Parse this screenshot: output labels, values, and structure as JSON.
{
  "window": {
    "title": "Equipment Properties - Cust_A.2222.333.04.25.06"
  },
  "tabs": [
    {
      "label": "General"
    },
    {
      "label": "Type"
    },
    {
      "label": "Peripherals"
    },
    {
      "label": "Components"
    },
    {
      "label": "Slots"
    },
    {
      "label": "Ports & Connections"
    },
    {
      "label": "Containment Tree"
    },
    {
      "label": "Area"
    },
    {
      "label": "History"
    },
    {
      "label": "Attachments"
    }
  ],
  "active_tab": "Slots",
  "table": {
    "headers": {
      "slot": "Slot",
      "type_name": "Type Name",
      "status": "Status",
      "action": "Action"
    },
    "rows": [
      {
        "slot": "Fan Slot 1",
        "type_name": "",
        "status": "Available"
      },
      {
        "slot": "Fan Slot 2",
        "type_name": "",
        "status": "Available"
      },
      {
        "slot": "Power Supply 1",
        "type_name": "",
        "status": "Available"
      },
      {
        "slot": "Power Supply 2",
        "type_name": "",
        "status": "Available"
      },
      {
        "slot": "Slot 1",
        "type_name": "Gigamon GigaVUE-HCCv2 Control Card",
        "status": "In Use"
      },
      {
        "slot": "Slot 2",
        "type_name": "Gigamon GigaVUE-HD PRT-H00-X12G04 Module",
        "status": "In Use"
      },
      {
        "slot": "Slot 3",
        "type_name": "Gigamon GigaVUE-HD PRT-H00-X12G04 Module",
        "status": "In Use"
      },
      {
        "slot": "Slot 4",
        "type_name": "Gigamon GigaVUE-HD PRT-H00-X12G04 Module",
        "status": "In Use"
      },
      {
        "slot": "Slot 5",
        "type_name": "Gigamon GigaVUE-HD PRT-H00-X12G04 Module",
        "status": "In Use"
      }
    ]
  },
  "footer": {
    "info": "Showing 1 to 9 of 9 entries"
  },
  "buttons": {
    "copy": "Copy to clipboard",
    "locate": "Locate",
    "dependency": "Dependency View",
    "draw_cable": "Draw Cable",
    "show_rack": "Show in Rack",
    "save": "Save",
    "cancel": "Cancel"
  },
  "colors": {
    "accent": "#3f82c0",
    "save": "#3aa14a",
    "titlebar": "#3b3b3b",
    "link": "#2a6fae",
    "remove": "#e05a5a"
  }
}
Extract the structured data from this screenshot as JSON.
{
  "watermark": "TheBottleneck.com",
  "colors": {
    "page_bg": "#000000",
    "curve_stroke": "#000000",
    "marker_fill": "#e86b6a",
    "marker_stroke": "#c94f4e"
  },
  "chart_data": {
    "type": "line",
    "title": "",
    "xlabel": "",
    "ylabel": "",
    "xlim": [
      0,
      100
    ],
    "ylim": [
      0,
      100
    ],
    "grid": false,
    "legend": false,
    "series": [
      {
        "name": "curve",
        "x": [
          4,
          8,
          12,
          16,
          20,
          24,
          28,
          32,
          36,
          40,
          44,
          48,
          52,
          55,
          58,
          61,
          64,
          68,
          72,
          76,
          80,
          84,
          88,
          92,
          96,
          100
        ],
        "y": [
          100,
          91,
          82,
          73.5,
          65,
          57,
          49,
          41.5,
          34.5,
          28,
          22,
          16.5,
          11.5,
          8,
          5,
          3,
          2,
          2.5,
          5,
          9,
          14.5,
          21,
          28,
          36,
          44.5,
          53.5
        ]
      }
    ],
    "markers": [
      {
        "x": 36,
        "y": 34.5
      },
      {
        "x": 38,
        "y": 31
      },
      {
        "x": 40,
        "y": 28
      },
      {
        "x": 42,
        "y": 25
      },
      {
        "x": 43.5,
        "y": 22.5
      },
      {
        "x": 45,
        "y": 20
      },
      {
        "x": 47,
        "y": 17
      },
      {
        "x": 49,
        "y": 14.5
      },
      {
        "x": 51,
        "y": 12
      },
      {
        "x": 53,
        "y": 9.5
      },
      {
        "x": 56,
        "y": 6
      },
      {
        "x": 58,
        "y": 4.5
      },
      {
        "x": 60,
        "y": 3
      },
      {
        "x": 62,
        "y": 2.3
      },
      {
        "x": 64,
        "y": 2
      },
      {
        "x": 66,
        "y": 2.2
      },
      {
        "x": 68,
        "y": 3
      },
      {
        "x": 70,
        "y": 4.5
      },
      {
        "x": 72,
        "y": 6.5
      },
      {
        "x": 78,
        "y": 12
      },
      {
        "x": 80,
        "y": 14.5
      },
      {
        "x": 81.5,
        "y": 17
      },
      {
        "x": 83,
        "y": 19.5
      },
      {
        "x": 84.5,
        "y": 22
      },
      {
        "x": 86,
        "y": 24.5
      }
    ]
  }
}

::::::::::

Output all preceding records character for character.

Solution to this problem ->
Parse this screenshot: output labels, values, and structure as JSON.
{
  "window": {
    "title": "Equipment Properties - Cust_A.2222.333.04.25.06"
  },
  "tabs": [
    {
      "label": "General"
    },
    {
      "label": "Type"
    },
    {
      "label": "Peripherals"
    },
    {
      "label": "Components"
    },
    {
      "label": "Slots"
    },
    {
      "label": "Ports & Connections"
    },
    {
      "label": "Containment Tree"
    },
    {
      "label": "Area"
    },
    {
      "label": "History"
    },
    {
      "label": "Attachments"
    }
  ],
  "active_tab": "Slots",
  "table": {
    "headers": {
      "slot": "Slot",
      "type_name": "Type Name",
      "status": "Status",
      "action": "Action"
    },
    "rows": [
      {
        "slot": "Fan Slot 1",
        "type_name": "",
        "status": "Available"
      },
      {
        "slot": "Fan Slot 2",
        "type_name": "",
        "status": "Available"
      },
      {
        "slot": "Power Supply 1",
        "type_name": "",
        "status": "Available"
      },
      {
        "slot": "Power Supply 2",
        "type_name": "",
        "status": "Available"
      },
      {
        "slot": "Slot 1",
        "type_name": "Gigamon GigaVUE-HCCv2 Control Card",
        "status": "In Use"
      },
      {
        "slot": "Slot 2",
        "type_name": "Gigamon GigaVUE-HD PRT-H00-X12G04 Module",
        "status": "In Use"
      },
      {
        "slot": "Slot 3",
        "type_name": "Gigamon GigaVUE-HD PRT-H00-X12G04 Module",
        "status": "In Use"
      },
      {
        "slot": "Slot 4",
        "type_name": "Gigamon GigaVUE-HD PRT-H00-X12G04 Module",
        "status": "In Use"
      },
      {
        "slot": "Slot 5",
        "type_name": "Gigamon GigaVUE-HD PRT-H00-X12G04 Module",
        "status": "In Use"
      }
    ]
  },
  "footer": {
    "info": "Showing 1 to 9 of 9 entries"
  },
  "buttons": {
    "copy": "Copy to clipboard",
    "locate": "Locate",
    "dependency": "Dependency View",
    "draw_cable": "Draw Cable",
    "show_rack": "Show in Rack",
    "save": "Save",
    "cancel": "Cancel"
  },
  "colors": {
    "accent": "#3f82c0",
    "save": "#3aa14a",
    "titlebar": "#3b3b3b",
    "link": "#2a6fae",
    "remove": "#e05a5a"
  }
}
Extract the structured data from this screenshot as JSON.
{
  "watermark": "TheBottleneck.com",
  "colors": {
    "page_bg": "#000000",
    "curve_stroke": "#000000",
    "marker_fill": "#e86b6a",
    "marker_stroke": "#c94f4e"
  },
  "chart_data": {
    "type": "line",
    "title": "",
    "xlabel": "",
    "ylabel": "",
    "xlim": [
      0,
      100
    ],
    "ylim": [
      0,
      100
    ],
    "grid": false,
    "legend": false,
    "series": [
      {
        "name": "curve",
        "x": [
          4,
          8,
          12,
          16,
          20,
          24,
          28,
          32,
          36,
          40,
          44,
          48,
          52,
          55,
          58,
          61,
          64,
          68,
          72,
          76,
          80,
          84,
          88,
          92,
          96,
          100
        ],
        "y": [
          100,
          91,
          82,
          73.5,
          65,
          57,
          49,
          41.5,
          34.5,
          28,
          22,
          16.5,
          11.5,
          8,
          5,
          3,
          2,
          2.5,
          5,
          9,
          14.5,
          21,
          28,
          36,
          44.5,
          53.5
        ]
      }
    ],
    "markers": [
      {
        "x": 36,
        "y": 34.5
      },
      {
        "x": 38,
        "y": 31
      },
      {
        "x": 40,
        "y": 28
      },
      {
        "x": 42,
        "y": 25
      },
      {
        "x": 43.5,
        "y": 22.5
      },
      {
        "x": 45,
        "y": 20
      },
      {
        "x": 47,
        "y": 17
      },
      {
        "x": 49,
        "y": 14.5
      },
      {
        "x": 51,
        "y": 12
      },
      {
        "x": 53,
        "y": 9.5
      },
      {
        "x": 56,
        "y": 6
      },
      {
        "x": 58,
        "y": 4.5
      },
      {
        "x": 60,
        "y": 3
      },
      {
        "x": 62,
        "y": 2.3
      },
      {
        "x": 64,
        "y": 2
      },
      {
        "x": 66,
        "y": 2.2
      },
      {
        "x": 68,
        "y": 3
      },
      {
        "x": 70,
        "y": 4.5
      },
      {
        "x": 72,
        "y": 6.5
      },
      {
        "x": 78,
        "y": 12
      },
      {
        "x": 80,
        "y": 14.5
      },
      {
        "x": 81.5,
        "y": 17
      },
      {
        "x": 83,
        "y": 19.5
      },
      {
        "x": 84.5,
        "y": 22
      },
      {
        "x": 86,
        "y": 24.5
      }
    ]
  }
}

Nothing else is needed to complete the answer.